Busch Gardens inspects each ride, each coaster, every 4 hours. If there is anything that doesn’t seem perfect, they walk the track, foot by foot, checking to make sure that everything is as it should be. This means that there are a lot of time outs for maintenance and you just wait while they double and triple check everything.
That’s fine with me. It makes the rides less scary in a real life way, but not less fun … or less painful. I’m pretty sure the Cyclone wouldn’t make the cut. I think they inspect it at the beginning of the season and if a piece falls off (it happens, really, I’ve seen it) they check to see if it’s a critical piece. No? Roll on, roll on.
So here’s how it goes. Having survived the “easiest” coaster, Apollo’s Chariot with a nearly vertical drop, we proceeded to the Loch Ness Monster. Second coaster. Up, up, up, up. Boy, we sure are going up a long way. Golly. Then, pause. Look down.
Holy……AHHHHHHHHHH…..oooh …. ouch, there goes my right knee. Ow, ooh, damn, I think I just dislocated my left shoulder. Upside dooooown … holy sh*t … yikes. Hey, why is it so dark … what’s this tunnel? Nobody told me about a tunnel. Where the hell are we? Yeow, oh my GOD … upside down and twist and ahhhhhhhh…. ouch, ooh, other knee … did I just break that patella?
Let’s get some lunch, okay? Let’s visit some animals. Buy a tee-shirt.
After that, we went on a nice virtual airplane trip through Europe, and spooky Dark Kastle in Germany, something that spun around and was, for us, a kiddy ride, but people were actually screaming (wimps). And then, on our little electric scooters, we headed for the gate and back to the hotel. The old people have their feet up, reruns of NCIS on television.

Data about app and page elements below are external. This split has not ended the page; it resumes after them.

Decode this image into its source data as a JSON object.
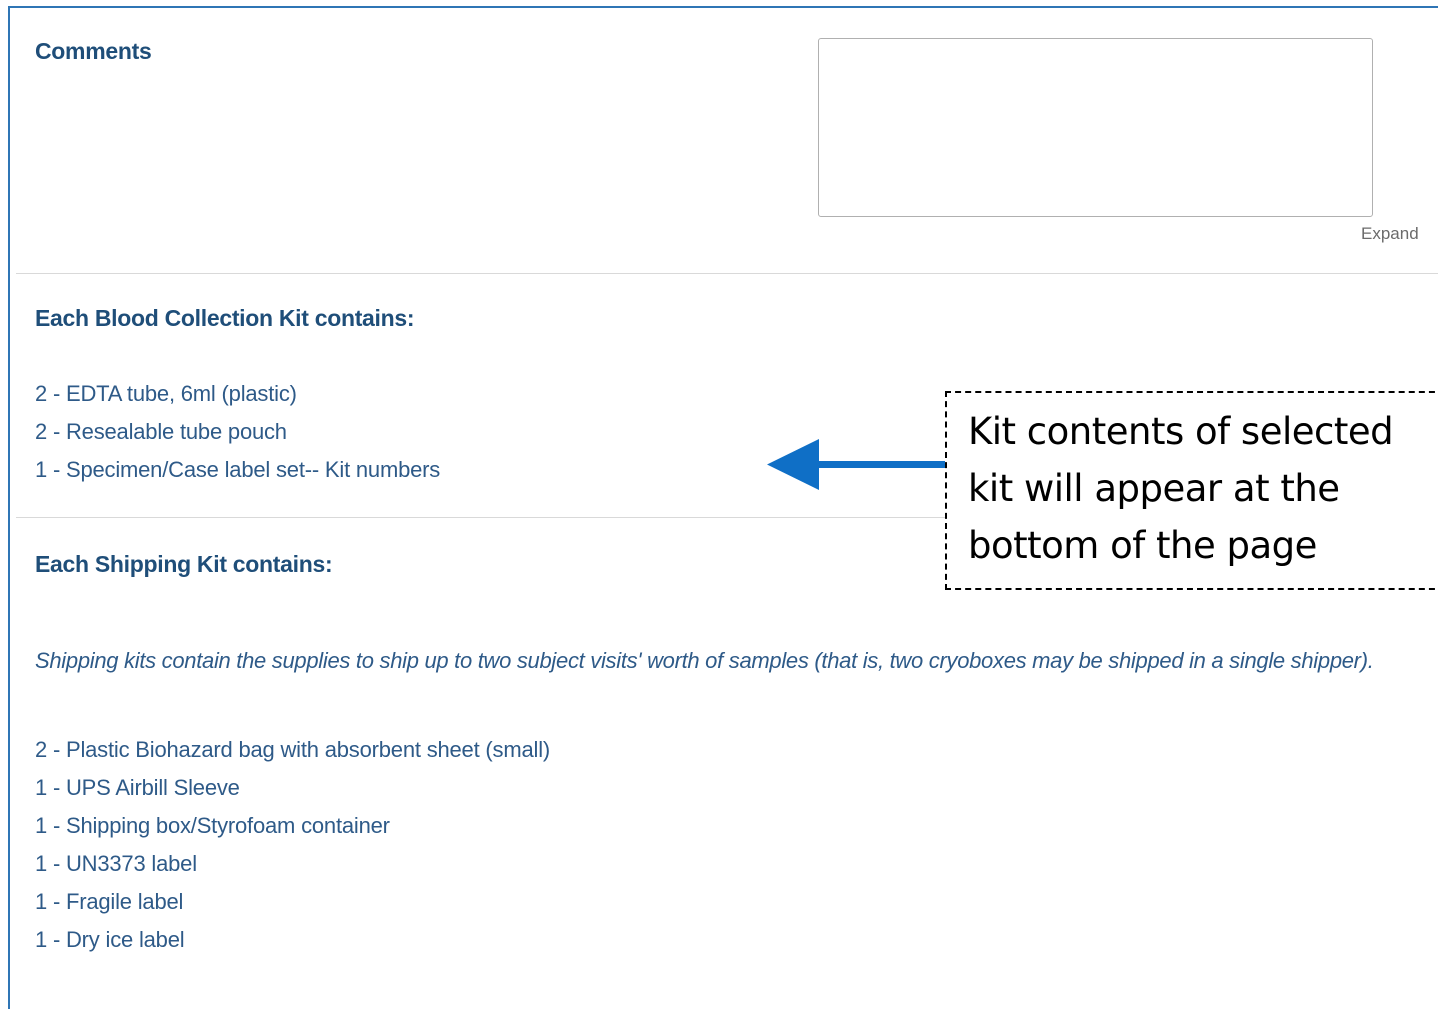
{
  "comments": {
    "label": "Comments",
    "value": "",
    "expand_label": "Expand"
  },
  "blood_kit": {
    "heading": "Each Blood Collection Kit contains:",
    "items": [
      "2 - EDTA tube, 6ml (plastic)",
      "2 - Resealable tube pouch",
      "1 - Specimen/Case label set-- Kit numbers"
    ]
  },
  "shipping_kit": {
    "heading": "Each Shipping Kit contains:",
    "note": "Shipping kits contain the supplies to ship up to two subject visits' worth of samples (that is, two cryoboxes may be shipped in a single shipper).",
    "items": [
      "2 - Plastic Biohazard bag with absorbent sheet (small)",
      "1 - UPS Airbill Sleeve",
      "1 - Shipping box/Styrofoam container",
      "1 - UN3373 label",
      "1 - Fragile label",
      "1 - Dry ice label"
    ]
  },
  "callout": {
    "text": "Kit contents of selected kit will appear at the bottom of the page"
  },
  "colors": {
    "accent": "#2f75b5",
    "text": "#1f4e79",
    "arrow": "#0f6fc6"
  },
  "icons": {
    "arrow": "arrow-left-icon"
  }
}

Alive to tell our tale.
So if you are over 65, but nonetheless will be damned rather than not do that cool stuff, just be aware that there’ll be a few bruised parts and maybe a few missing pieces at the end of your day. Glad I did it. Not sure I’ll do it again.
- The coasters of Busch Gardens Williamsburg (examiner.com)
- The Pilot’s expert rates Busch Gardens’ coasters (hamptonroads.com)
- Tired of looking for Big Foot? Try the Loch Ness Monster. (planetsellas.wordpress.com)
- The Loch Ness monster legend: It’s geology’s fault (nbcnews.com)